Escot, Pozzi (1933—)
Escot, Pozzi (1933—)
Peruvian-born composer whose work was performed by the New York Philharmonic in 1975. Born in Lima, Peru, on October 1, 1933; fifth of six children of M. Pozzi-Escot (a French bacteriologist and diplomat) and a Moroccan mother; studied at Reed College, Juilliard, and the Hochschule für Musik with Philipp Jarnach.
Pozzi Escot was raised speaking French, English, and Spanish. Her father wanted all six of his children to contribute to the benefit of humanity. One of the many tutors who came to her home was André Sas, the well-known Belgian composer, who helped Escot develop her musical skills. In 1953, she came to the United States where she studied at Reed College and Juilliard, followed by several years of study in Germany. By 1964, she had been appointed to the New England Conservatory of Music to teach theory and composition. In the meantime, several of her compositions had become widely known. Virgil Thomson admired Escot's work, considering her "the most interesting and original woman composer now functioning."

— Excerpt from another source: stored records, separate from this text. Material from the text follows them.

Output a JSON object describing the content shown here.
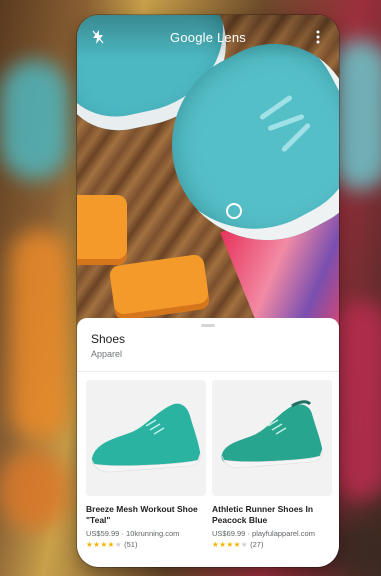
{
  "app": {
    "title": "Google Lens"
  },
  "camera": {
    "flash_icon": "flash-off-icon",
    "menu_icon": "more-vert-icon"
  },
  "result": {
    "title": "Shoes",
    "subtitle": "Apparel"
  },
  "products": [
    {
      "name": "Breeze Mesh Workout Shoe \"Teal\"",
      "price_store": "US$59.99 · 10krunning.com",
      "stars": 4,
      "reviews": "(51)",
      "color": "#2bb3a1"
    },
    {
      "name": "Athletic Runner Shoes In Peacock Blue",
      "price_store": "US$69.99 · playfulapparel.com",
      "stars": 4,
      "reviews": "(27)",
      "color": "#27a58e"
    }
  ],
  "colors": {
    "sheet": "#ffffff",
    "star": "#f4b400",
    "shoe_teal": "#55bfc8"
  }
}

By 1960, she was so much in demand that she wrote music only on commission. Although Escot quickly received great acclaim in the musical world, she refused to sacrifice her standards in order to have her works performed. For example, when she was commissioned by the government of Venezuela to write an orchestral composition for the 400th anniversary of the city of Caracas, she did not score for the instrumentation generally associated with a symphony orchestra. "As a 20th-century composer I feel that orchestras are obsolete," she said, "for they represent the culture of a hundred years ago and they do not fulfill the needs of our own culture today." Sands, the work written for this celebration, was scored for saxophones, electrical guitar, bass drums, violins, and basses. A true musical genius, Escot has received many grants and awards to support her compositions. She has worked especially hard on behalf of American performers and composers whom she felt were often overlooked in favor of Europeans.
John Haag , Athens, Georgia